(Items from an interface collection)
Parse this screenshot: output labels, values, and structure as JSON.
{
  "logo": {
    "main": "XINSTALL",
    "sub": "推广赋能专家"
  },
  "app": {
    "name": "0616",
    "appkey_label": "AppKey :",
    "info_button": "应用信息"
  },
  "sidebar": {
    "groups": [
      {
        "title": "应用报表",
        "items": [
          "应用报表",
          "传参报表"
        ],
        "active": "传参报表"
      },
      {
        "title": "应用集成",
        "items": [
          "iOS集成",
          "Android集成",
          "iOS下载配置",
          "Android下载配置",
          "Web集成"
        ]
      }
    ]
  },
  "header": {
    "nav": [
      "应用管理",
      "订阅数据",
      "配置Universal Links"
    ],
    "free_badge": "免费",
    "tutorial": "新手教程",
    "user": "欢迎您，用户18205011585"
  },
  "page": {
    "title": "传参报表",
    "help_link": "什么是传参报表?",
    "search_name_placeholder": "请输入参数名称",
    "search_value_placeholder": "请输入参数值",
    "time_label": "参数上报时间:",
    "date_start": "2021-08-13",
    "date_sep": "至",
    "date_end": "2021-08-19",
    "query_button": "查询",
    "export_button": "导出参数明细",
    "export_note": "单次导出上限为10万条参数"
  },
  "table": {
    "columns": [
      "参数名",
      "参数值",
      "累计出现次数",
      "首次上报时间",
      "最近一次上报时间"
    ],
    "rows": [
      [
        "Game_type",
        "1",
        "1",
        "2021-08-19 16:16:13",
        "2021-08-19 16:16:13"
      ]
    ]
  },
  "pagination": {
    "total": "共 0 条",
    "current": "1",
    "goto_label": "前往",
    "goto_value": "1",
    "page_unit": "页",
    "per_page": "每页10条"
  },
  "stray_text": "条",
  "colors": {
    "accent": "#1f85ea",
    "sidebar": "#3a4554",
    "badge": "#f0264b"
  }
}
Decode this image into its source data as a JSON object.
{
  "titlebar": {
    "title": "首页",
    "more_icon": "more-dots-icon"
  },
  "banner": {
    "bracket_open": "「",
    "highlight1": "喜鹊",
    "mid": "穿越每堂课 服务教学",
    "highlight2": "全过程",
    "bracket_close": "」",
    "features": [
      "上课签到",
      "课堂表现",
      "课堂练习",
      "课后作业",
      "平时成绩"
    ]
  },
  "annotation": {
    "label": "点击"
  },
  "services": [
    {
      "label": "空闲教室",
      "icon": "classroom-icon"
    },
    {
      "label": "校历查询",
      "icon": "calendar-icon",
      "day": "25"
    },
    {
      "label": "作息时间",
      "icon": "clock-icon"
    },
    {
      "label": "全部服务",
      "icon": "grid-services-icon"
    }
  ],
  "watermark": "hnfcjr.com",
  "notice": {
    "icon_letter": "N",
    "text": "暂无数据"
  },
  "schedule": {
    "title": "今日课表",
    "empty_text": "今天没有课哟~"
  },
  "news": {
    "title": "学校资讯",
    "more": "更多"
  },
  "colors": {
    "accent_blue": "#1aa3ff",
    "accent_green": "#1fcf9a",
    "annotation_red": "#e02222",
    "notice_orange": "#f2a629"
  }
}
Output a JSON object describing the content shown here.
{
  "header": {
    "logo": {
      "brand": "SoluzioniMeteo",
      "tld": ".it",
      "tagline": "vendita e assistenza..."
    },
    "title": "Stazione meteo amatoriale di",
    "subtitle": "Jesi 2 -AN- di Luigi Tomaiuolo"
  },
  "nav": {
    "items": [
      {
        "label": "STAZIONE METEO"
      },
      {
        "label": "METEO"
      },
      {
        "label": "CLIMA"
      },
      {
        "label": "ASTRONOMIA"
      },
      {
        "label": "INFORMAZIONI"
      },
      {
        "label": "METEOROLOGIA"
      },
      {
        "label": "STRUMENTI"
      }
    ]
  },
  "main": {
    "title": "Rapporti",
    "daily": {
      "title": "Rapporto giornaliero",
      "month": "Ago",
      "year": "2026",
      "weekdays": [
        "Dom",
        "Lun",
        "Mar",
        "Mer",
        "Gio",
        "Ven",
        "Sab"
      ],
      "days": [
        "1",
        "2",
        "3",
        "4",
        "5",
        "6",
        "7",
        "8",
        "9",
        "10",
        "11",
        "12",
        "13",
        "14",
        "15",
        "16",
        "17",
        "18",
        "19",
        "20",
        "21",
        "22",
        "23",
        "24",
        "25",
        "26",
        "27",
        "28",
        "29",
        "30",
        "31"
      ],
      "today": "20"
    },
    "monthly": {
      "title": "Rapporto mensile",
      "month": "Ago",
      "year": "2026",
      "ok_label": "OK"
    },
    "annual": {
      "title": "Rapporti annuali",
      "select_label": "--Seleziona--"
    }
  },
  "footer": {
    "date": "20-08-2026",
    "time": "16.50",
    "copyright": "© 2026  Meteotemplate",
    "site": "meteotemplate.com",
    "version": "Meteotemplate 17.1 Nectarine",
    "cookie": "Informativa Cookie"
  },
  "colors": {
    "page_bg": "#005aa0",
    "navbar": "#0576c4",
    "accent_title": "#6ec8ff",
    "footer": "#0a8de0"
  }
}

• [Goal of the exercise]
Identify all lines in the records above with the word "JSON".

• [Solution for this exercise]
Parse this screenshot: output labels, values, and structure as JSON.
Decode this image into its source data as a JSON object.
Output a JSON object describing the content shown here.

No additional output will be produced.